Oha Eatery is not the kind of place you’d stumble upon. But if you know what you are looking for, you will surely enjoy Oha’s brand of Guizhou food, made with a modern, lyrical sensibility.
Daimon Gastrolounge has something any number of fusion restaurants don’t: the sensibility of chefs who truly understand the cuisines they are trying to merge. The food is firmly grounded in Cantonese and Shanghainese classics, inflected with just enough twists and turns to hold our attention.
Bo Shanghai’s techniques are very far from Chinese cooking, but the food is noticeably inspired by the flavors and traditions of China. Their creations often take the spirit of China’s regional cuisines and come up with an entirely reimagined rendition, keeping me on my toes with a sense of discovery, but, at the same time, comforting with its familiarity.
Taian Table and Bo Shanghai, two of the most formidable players on Shanghai’s dining scene, joined forces to present a four hands dinner for two nights.
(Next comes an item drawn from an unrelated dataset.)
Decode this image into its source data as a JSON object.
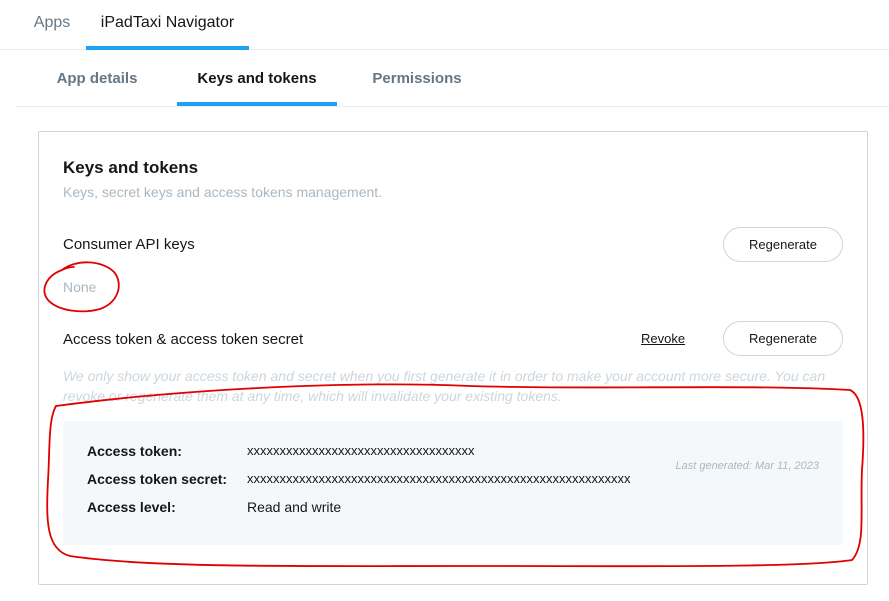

With five dishes from each team, the two restaurants managed to unite two distinct visions and styles of cooking into an engaging and surprisingly coherent dinner.
The younger sibling of Bo Innovation in Hong Kong, Bo Shanghai tries to interpret the ingredients, flavors, and cultures of Chinese cuisine through a global lens.
The only three-star restaurant in Shanghai’s first Michelin Guide, T’ang Court presents some of the most precise and well-executed Cantonese cuisine in Shanghai – when done right.